Another contestant, Nino Pecoraro, claimed to have Eusapia Palladino as his spirit guide. He was doing well fooling some of the committee members until Houdini showed up during a séance. Houdini took the sixty-foot long rope being used to tie up Pecoraro and cut it into many short pieces and tied up "the psychic's wrists, arms, legs, ankles, and torso." Houdini, the master escapologist, knew that "even a rank amateur could gain slack enough to release his hands and feet" when tied with a long rope (Christopher 1975: 191). The great Pecoraro couldn't perform that night.
The fifth applicant for the Scientific American prize was Mina Crandon, known in the occult world as "Margery." She didn't collect the prize, either. (For more on "Margery," see the entry on ectoplasm.)
In the 1930s, Hugo Gernsback offered a $6,000 prize for any astrologer who could accurately forecast three major events in one year. He never had to pay anyone a cent.
One would think that after more than 150 years of scientific testing of psychics, there would be at least one who could demonstrate a single psychic ability under test conditions. Parapsychologist Dean Radin claims the evidence for psychic phenomena is so strong that only bias and prejudice keep skeptics from accepting the reality of ESP or PK. Why doesn't he claim the million dollar prize, then? According to Radin:

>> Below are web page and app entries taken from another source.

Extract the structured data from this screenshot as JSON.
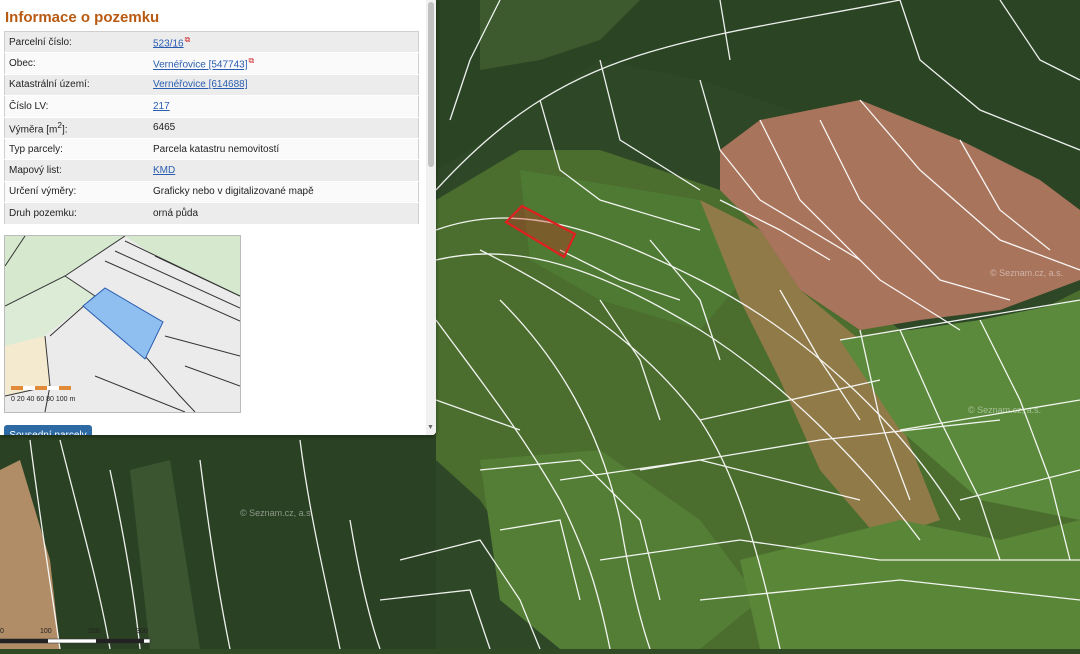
{
  "panel": {
    "title": "Informace o pozemku",
    "rows": [
      {
        "label": "Parcelní číslo:",
        "value": "523/16",
        "link": true,
        "external": true
      },
      {
        "label": "Obec:",
        "value": "Vernéřovice [547743]",
        "link": true,
        "external": true
      },
      {
        "label": "Katastrální území:",
        "value": "Vernéřovice [614688]",
        "link": true,
        "external": false
      },
      {
        "label": "Číslo LV:",
        "value": "217",
        "link": true,
        "external": false
      },
      {
        "label": "Výměra [m2]:",
        "value": "6465",
        "link": false,
        "external": false
      },
      {
        "label": "Typ parcely:",
        "value": "Parcela katastru nemovitostí",
        "link": false,
        "external": false
      },
      {
        "label": "Mapový list:",
        "value": "KMD",
        "link": true,
        "external": false
      },
      {
        "label": "Určení výměry:",
        "value": "Graficky nebo v digitalizované mapě",
        "link": false,
        "external": false
      },
      {
        "label": "Druh pozemku:",
        "value": "orná půda",
        "link": false,
        "external": false
      }
    ],
    "neighbours_button": "Sousední parcely"
  },
  "mini_map": {
    "scale_labels": [
      "0",
      "20",
      "40",
      "60",
      "80",
      "100 m"
    ]
  },
  "map": {
    "scale_labels": [
      "0",
      "100",
      "200",
      "300"
    ],
    "watermarks": [
      "© Seznam.cz, a.s.",
      "© Seznam.cz, a.s.",
      "© Seznam.cz, a.s."
    ]
  },
  "colors": {
    "title": "#b85a12",
    "link": "#2a5db0",
    "button": "#2d6aa3",
    "highlight_parcel": "#e02020",
    "mini_map_parcel": "#8fbff0"
  },
  "icons": {
    "external_link": "external-link-icon",
    "scroll_down": "scroll-down-icon"
  }
}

for the types of psi effects observed in the laboratory, even a million dollar prize wouldn't cover the costs of conducting the required experiment. Assuming we'd need to show odds against chance of say 100 million to 1 to win a million dollar prize, when you calculate how many repeated trials, selected participants, multiple experimenters, and skeptical observers are necessary to achieve this outcome, the combined costs turn out to be more than the prize. So, from a purely pragmatic perspective, the various prizes offered so far aren't sufficiently enticing. (Radin 2006: 291)
The fact is that most parapsychologists have given up trying to find a single person with a single paranormal ability. They study groups of people and collect gobs of data, hoping to find a statistic not likely due to chance, which they then declare to be evidence of psi because it is their hypothesis that if the statistic is not likely due to chance then it is reasonable to conclude that it is due to psi. In other words, they've gone from being duped by con artists to duping themselves.
Wikipedia lists prizes being offered to those who can prove they have paranormal powers.
Below is a video clip of Randi exposing Geller and Popoff from NOVA's "Secrets of the Psychics."
Next is a video of Randi at TED in 2007.
Australian journalist Paul Willis of the CorreX Files interviews Randi (The site is now known as the Correx Archive due to legal threats from 20th Century Fox Alien Network for unauthorized usurpation of a bona fide trademark.)
Books by James Randi
Randi's TAM 7 Welcome Address (Randi is recovering from surgery and will undergo chemotherapy, but it did not stop him from being a major force, as usual, at the annual rationality festival in Las Vegas known as TAM.)